An inevitable clash unfolded in the House of Lords on Tuesday over the Hunting Bill, with many as 60 peers down to speak. Pro and anti members took turns to convince the House of their opinions in a session which lasted well past 11pm.

One of the more provocative points to come out of the evening was Lord Whitty explaining that if the Commons and the Lords continued to disagree about the wording of the Bill, the Commons would decide whether to use the Parliament Act to force through a ban, effectively meaning the Government would have no scruples about forcing its preferred legislation through.

Baroness Byford spoke forcefully against the Government’s motives: “This Bill is a ‘buy-off’. It is a cold, calculating attempt by the Government to mollify its backbenchers, and to give them something they want in the hope that they will, thereafter, accept a few things that they obviously do not want.

“The adverse effect on the countryside, on the life of rural areas and on personal freedom generally is considered fair exchange for the continued supremacy of New Labour.”

The Lord Bishop of Hereford added: “My Lords, this is a sad day.

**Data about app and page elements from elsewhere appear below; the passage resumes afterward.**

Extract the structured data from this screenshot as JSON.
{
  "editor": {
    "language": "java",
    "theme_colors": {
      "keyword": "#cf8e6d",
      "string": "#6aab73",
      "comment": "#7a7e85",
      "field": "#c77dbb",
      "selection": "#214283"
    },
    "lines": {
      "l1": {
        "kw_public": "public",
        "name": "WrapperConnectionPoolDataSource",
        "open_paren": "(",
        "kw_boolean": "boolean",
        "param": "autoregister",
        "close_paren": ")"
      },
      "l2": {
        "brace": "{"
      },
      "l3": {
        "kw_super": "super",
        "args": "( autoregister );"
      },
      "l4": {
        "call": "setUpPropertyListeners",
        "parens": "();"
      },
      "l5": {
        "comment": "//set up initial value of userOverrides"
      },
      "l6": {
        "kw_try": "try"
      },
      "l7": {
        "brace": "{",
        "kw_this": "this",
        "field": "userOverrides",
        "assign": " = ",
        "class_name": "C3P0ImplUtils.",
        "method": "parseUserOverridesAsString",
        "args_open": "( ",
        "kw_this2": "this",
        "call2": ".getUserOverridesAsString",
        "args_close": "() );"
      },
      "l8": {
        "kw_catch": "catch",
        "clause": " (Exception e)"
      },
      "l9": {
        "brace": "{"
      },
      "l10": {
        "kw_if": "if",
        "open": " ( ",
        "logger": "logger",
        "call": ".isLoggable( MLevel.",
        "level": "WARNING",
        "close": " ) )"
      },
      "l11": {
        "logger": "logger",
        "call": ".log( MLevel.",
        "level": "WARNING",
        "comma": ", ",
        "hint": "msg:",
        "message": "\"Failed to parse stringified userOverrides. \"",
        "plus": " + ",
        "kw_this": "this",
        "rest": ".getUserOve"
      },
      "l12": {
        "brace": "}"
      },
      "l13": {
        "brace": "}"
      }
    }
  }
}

It is sad because we are again spending an inordinate amount of time on a matter that should never have come before Parliament; sad because we are considering a Bill which, in its present form, is ignorant, obstinate and destructive; sad because it could have been otherwise.”

The debate continued with anti-hunting peers arguing that modifiying the Bill as it arrived from the Commons would go against the majority of people who think that hunting is cruel, and urged members to vote for a minimum of changes to the legislation as it stands.

Lord Jopling, speaking as one who spent over 30 years in the Commons told the House that he had never seen a Bill so kicked into the ‘long grass’ as this, and said the only conclusion he could come to is that the Government has been playing games with it, and that it cannot be serious about finding a solution.

Following the debate, which did not conclude in a vote, Douglas Batchelor, Chief Executive of the League Against Crual Sports said: “We are pleased to note Lord Whitty making the Government’s position very clear. He effectively told their Lordships that, while reasonable amendments would be considered, there was little point simply trying to turn the clock back or to try to prevent the resolution of this contentious issue.

“A total ban on hunting is now inevitable. Hunting will be illegal in 18 months.”

The Countryside Alliance was philosophical: “There was nothing surprising in last night’s debate,” said a spokesman. “It was good to see massive support for a workable solution, and a strong move to see the Bill back in its original form.

“What we are seeing now is a game of political chicken between the Commons and the Lords, and if the Government decide to invoke the Parliament Act, they are going to make themselves look extremely dictatorial and this will only serve to hurt them more.”